Items from an interface collection:

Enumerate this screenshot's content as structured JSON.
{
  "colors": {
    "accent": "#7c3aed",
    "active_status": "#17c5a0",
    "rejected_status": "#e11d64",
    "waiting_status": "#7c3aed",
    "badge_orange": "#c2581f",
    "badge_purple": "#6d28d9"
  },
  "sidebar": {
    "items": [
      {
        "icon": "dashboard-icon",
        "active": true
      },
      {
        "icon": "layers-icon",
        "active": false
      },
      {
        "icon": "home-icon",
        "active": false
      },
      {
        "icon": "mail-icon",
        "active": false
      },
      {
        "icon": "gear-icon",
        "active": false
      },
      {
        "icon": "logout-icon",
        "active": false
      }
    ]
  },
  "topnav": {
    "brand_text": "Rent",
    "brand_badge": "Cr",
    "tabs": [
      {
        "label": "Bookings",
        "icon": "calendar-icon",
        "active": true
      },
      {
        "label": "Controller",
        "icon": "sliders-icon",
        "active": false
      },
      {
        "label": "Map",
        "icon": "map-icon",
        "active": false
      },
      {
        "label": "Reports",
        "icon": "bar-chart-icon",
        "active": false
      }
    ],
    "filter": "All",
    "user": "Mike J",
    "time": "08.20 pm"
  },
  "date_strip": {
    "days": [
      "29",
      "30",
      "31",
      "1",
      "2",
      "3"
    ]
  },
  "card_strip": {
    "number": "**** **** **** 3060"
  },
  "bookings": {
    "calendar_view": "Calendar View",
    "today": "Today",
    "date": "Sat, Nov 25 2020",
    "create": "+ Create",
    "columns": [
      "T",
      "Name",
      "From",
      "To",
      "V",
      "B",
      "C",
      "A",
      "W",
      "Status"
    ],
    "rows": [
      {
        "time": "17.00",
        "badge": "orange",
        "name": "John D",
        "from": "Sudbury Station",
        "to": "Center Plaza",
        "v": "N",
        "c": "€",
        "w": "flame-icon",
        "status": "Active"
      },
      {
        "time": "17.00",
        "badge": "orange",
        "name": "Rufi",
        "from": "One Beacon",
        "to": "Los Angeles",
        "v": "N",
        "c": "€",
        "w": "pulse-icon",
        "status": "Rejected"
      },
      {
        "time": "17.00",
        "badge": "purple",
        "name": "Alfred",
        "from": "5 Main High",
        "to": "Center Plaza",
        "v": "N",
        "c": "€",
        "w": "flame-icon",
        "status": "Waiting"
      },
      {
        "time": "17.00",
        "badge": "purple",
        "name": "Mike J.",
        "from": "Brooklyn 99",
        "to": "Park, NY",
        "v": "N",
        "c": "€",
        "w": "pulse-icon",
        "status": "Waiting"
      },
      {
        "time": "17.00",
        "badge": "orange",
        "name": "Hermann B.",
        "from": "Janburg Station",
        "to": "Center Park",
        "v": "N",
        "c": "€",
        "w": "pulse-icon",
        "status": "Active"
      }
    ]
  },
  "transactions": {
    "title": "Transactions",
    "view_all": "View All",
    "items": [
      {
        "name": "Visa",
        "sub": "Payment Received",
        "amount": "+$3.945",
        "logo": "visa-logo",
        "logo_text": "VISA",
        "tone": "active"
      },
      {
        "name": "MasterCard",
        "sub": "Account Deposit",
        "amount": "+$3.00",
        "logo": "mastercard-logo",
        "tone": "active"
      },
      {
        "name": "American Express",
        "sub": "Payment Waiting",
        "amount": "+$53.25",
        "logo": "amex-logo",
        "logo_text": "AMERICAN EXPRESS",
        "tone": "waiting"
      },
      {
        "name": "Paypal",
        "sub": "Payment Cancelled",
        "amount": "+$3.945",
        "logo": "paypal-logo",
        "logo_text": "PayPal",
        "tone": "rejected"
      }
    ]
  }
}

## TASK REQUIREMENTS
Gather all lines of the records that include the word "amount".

## ANSWER FOR THIS EXERCISE
        "amount": "+$3.945",
        "amount": "+$3.00",
        "amount": "+$53.25",
        "amount": "+$3.945",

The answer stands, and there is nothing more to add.